TASK ITEM: The reply must be the number of lines in the following material that include the word "typesetting", and nothing more.

RECORDS FOR THIS EXERCISE:
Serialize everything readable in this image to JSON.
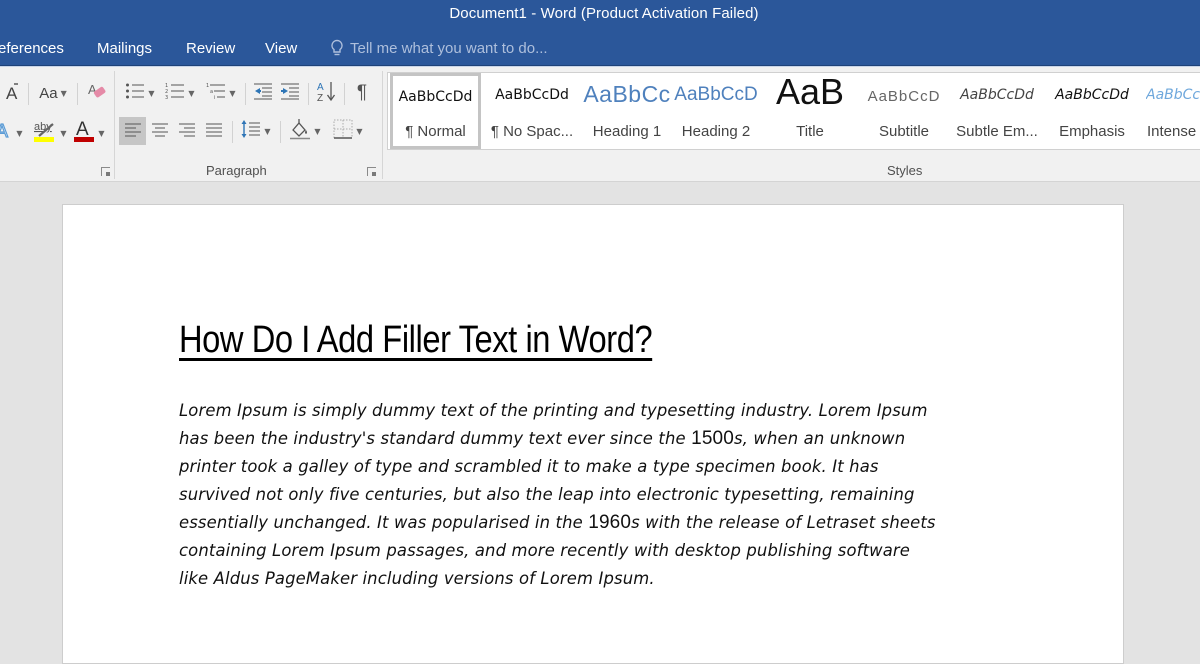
{
  "window": {
    "title": "Document1 - Word (Product Activation Failed)",
    "title_bar_color": "#2b579a"
  },
  "tabs": [
    {
      "label": "eferences",
      "full_label": "References"
    },
    {
      "label": "Mailings"
    },
    {
      "label": "Review"
    },
    {
      "label": "View"
    }
  ],
  "tell_me": {
    "placeholder": "Tell me what you want to do...",
    "icon": "lightbulb-icon"
  },
  "ribbon": {
    "font_group": {
      "buttons": [
        {
          "name": "shrink-font",
          "icon": "font-size-decrease-icon"
        },
        {
          "name": "change-case",
          "label": "Aa",
          "has_dropdown": true
        },
        {
          "name": "clear-formatting",
          "icon": "eraser-icon"
        },
        {
          "name": "text-effects",
          "icon": "text-effects-icon",
          "has_dropdown": true
        },
        {
          "name": "highlight",
          "label": "aby",
          "icon": "highlighter-icon",
          "color": "#ffff00",
          "has_dropdown": true
        },
        {
          "name": "font-color",
          "label": "A",
          "color": "#c00000",
          "has_dropdown": true
        }
      ]
    },
    "paragraph_group": {
      "label": "Paragraph",
      "buttons_row1": [
        {
          "name": "bullets",
          "icon": "bullet-list-icon",
          "has_dropdown": true
        },
        {
          "name": "numbering",
          "icon": "numbered-list-icon",
          "has_dropdown": true
        },
        {
          "name": "multilevel-list",
          "icon": "multilevel-list-icon",
          "has_dropdown": true
        },
        {
          "name": "decrease-indent",
          "icon": "decrease-indent-icon"
        },
        {
          "name": "increase-indent",
          "icon": "increase-indent-icon"
        },
        {
          "name": "sort",
          "icon": "sort-az-icon"
        },
        {
          "name": "show-hide",
          "label": "¶",
          "icon": "pilcrow-icon"
        }
      ],
      "buttons_row2": [
        {
          "name": "align-left",
          "icon": "align-left-icon",
          "active": true
        },
        {
          "name": "center",
          "icon": "align-center-icon"
        },
        {
          "name": "align-right",
          "icon": "align-right-icon"
        },
        {
          "name": "justify",
          "icon": "justify-icon"
        },
        {
          "name": "line-spacing",
          "icon": "line-spacing-icon",
          "has_dropdown": true
        },
        {
          "name": "shading",
          "icon": "paint-bucket-icon",
          "has_dropdown": true
        },
        {
          "name": "borders",
          "icon": "borders-icon",
          "has_dropdown": true
        }
      ]
    },
    "styles_group": {
      "label": "Styles",
      "items": [
        {
          "sample": "AaBbCcDd",
          "name": "¶ Normal",
          "selected": true
        },
        {
          "sample": "AaBbCcDd",
          "name": "¶ No Spac..."
        },
        {
          "sample": "AaBbCc",
          "name": "Heading 1"
        },
        {
          "sample": "AaBbCcD",
          "name": "Heading 2"
        },
        {
          "sample": "AaB",
          "name": "Title"
        },
        {
          "sample": "AaBbCcD",
          "name": "Subtitle"
        },
        {
          "sample": "AaBbCcDd",
          "name": "Subtle Em..."
        },
        {
          "sample": "AaBbCcDd",
          "name": "Emphasis"
        },
        {
          "sample": "AaBbCc",
          "name": "Intense"
        }
      ]
    }
  },
  "document": {
    "heading": "How Do I Add Filler Text in Word?",
    "body_lines": [
      [
        "Lorem Ipsum is simply dummy text of the printing and typesetting industry. Lorem Ipsum"
      ],
      [
        "has been the industry's standard dummy text ever since the ",
        "1500",
        "s, when an unknown"
      ],
      [
        "printer took a galley of type and scrambled it to make a type specimen book. It has"
      ],
      [
        "survived not only five centuries, but also the leap into electronic typesetting, remaining"
      ],
      [
        "essentially unchanged. It was popularised in the ",
        "1960",
        "s with the release of Letraset sheets"
      ],
      [
        "containing Lorem Ipsum passages, and more recently with desktop publishing software"
      ],
      [
        "like Aldus PageMaker including versions of Lorem Ipsum."
      ]
    ]
  }
}
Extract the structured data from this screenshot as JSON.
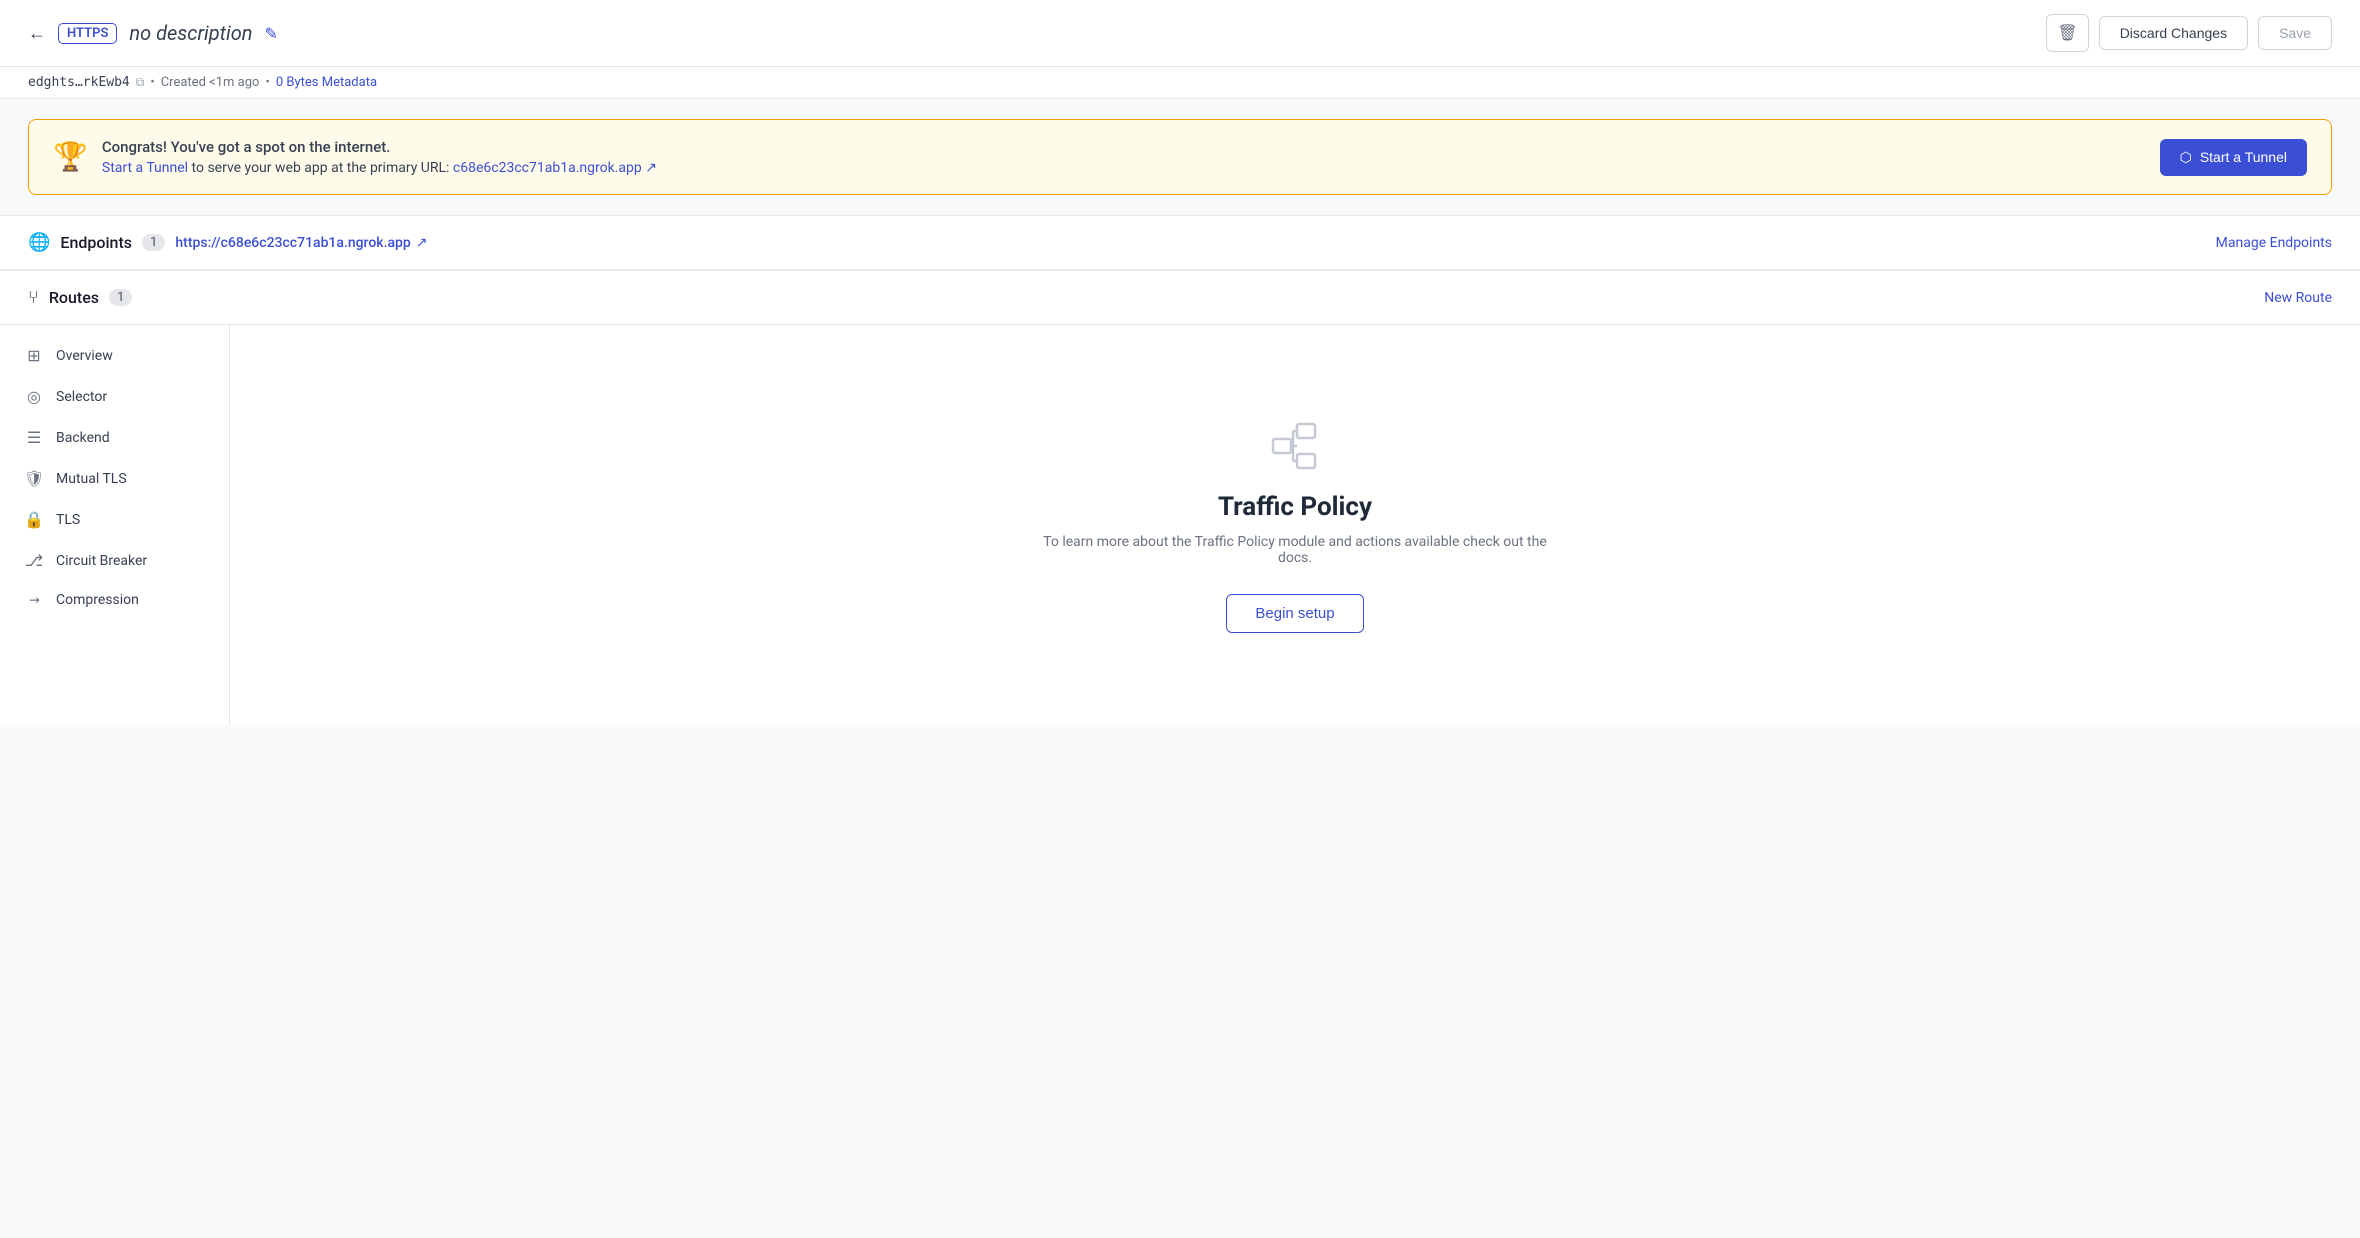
{
  "header": {
    "back_label": "←",
    "badge": "HTTPS",
    "title": "no description",
    "edit_icon": "✎",
    "delete_label": "🗑",
    "discard_label": "Discard Changes",
    "save_label": "Save"
  },
  "meta": {
    "id": "edghts…rkEwb4",
    "copy_icon": "⧉",
    "created": "Created <1m ago",
    "size": "0 Bytes",
    "metadata_label": "Metadata"
  },
  "banner": {
    "trophy_icon": "🏆",
    "main_text": "Congrats! You've got a spot on the internet.",
    "sub_text_prefix": "Start a Tunnel",
    "sub_text_middle": " to serve your web app at the primary URL: ",
    "url": "c68e6c23cc71ab1a.ngrok.app",
    "external_icon": "↗",
    "button_label": "Start a Tunnel",
    "button_icon": "⬡"
  },
  "endpoints": {
    "icon": "🌐",
    "label": "Endpoints",
    "count": "1",
    "url": "https://c68e6c23cc71ab1a.ngrok.app",
    "external_icon": "↗",
    "manage_label": "Manage Endpoints"
  },
  "routes": {
    "icon": "⑂",
    "label": "Routes",
    "count": "1",
    "new_route_label": "New Route"
  },
  "sidebar": {
    "items": [
      {
        "id": "overview",
        "icon": "⊞",
        "label": "Overview"
      },
      {
        "id": "selector",
        "icon": "◎",
        "label": "Selector"
      },
      {
        "id": "backend",
        "icon": "☰",
        "label": "Backend"
      },
      {
        "id": "mutual-tls",
        "icon": "🛡",
        "label": "Mutual TLS"
      },
      {
        "id": "tls",
        "icon": "🔒",
        "label": "TLS"
      },
      {
        "id": "circuit-breaker",
        "icon": "⎇",
        "label": "Circuit Breaker"
      },
      {
        "id": "compression",
        "icon": "↗",
        "label": "Compression"
      }
    ]
  },
  "traffic_policy": {
    "title": "Traffic Policy",
    "description": "To learn more about the Traffic Policy module and actions available check out the docs.",
    "button_label": "Begin setup"
  }
}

FINAL ANSWER: 2